* Activity *
Work out how many lines of the listing hold the string "torrent", then answer with that number and nothing else.
##############################
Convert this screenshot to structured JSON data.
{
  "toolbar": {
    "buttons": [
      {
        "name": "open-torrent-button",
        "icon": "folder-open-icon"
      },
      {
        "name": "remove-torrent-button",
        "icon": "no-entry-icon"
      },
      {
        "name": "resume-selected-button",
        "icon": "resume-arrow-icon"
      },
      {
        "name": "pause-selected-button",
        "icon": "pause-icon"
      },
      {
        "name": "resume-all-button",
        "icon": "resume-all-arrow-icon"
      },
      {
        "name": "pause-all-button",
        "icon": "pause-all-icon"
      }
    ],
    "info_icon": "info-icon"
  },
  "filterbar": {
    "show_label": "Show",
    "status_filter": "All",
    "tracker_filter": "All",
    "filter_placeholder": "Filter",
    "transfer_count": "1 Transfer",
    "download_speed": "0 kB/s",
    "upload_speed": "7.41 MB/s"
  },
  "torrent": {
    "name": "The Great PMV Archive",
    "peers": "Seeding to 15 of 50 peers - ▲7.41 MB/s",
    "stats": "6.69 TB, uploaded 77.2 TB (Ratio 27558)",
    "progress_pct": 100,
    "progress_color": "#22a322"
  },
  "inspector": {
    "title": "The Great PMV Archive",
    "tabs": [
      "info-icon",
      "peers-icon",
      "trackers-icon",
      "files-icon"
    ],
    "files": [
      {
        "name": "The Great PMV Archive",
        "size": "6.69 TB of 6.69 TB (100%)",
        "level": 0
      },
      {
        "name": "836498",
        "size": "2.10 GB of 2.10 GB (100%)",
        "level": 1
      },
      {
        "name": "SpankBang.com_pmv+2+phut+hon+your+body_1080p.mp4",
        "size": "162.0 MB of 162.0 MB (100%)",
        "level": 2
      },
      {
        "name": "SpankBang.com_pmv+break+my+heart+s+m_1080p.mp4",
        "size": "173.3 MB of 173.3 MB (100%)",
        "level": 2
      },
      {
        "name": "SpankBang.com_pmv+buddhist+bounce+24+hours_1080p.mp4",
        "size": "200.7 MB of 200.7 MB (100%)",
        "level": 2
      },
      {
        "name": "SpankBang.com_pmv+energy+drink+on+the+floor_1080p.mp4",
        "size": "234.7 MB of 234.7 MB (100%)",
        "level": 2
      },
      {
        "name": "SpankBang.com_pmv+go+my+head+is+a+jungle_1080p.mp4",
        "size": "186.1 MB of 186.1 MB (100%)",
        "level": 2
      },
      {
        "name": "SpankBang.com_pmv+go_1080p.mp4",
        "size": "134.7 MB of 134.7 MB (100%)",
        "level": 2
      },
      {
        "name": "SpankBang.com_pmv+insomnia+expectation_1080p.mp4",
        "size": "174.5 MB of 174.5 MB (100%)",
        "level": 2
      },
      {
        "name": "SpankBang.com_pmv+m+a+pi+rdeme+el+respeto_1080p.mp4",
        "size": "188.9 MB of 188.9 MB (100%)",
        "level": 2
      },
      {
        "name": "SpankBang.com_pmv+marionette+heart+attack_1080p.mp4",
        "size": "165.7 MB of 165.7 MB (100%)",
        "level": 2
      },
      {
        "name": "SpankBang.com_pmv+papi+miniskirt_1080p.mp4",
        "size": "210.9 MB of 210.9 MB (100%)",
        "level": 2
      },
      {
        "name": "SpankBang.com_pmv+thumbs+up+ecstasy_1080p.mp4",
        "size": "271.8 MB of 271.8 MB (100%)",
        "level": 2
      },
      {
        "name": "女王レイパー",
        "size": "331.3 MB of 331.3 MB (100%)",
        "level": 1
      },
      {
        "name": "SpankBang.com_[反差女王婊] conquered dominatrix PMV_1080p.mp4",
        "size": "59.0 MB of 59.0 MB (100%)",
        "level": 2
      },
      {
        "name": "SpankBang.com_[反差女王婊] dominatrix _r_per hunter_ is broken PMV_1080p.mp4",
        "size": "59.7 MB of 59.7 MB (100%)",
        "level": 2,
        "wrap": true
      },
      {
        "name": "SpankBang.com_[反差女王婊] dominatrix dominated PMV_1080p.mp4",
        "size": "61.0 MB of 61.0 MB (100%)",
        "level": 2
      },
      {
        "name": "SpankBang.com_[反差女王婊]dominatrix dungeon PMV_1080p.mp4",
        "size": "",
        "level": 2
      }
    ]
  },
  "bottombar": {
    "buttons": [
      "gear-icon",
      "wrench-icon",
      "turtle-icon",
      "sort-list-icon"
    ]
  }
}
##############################
* Output for this exercise *
3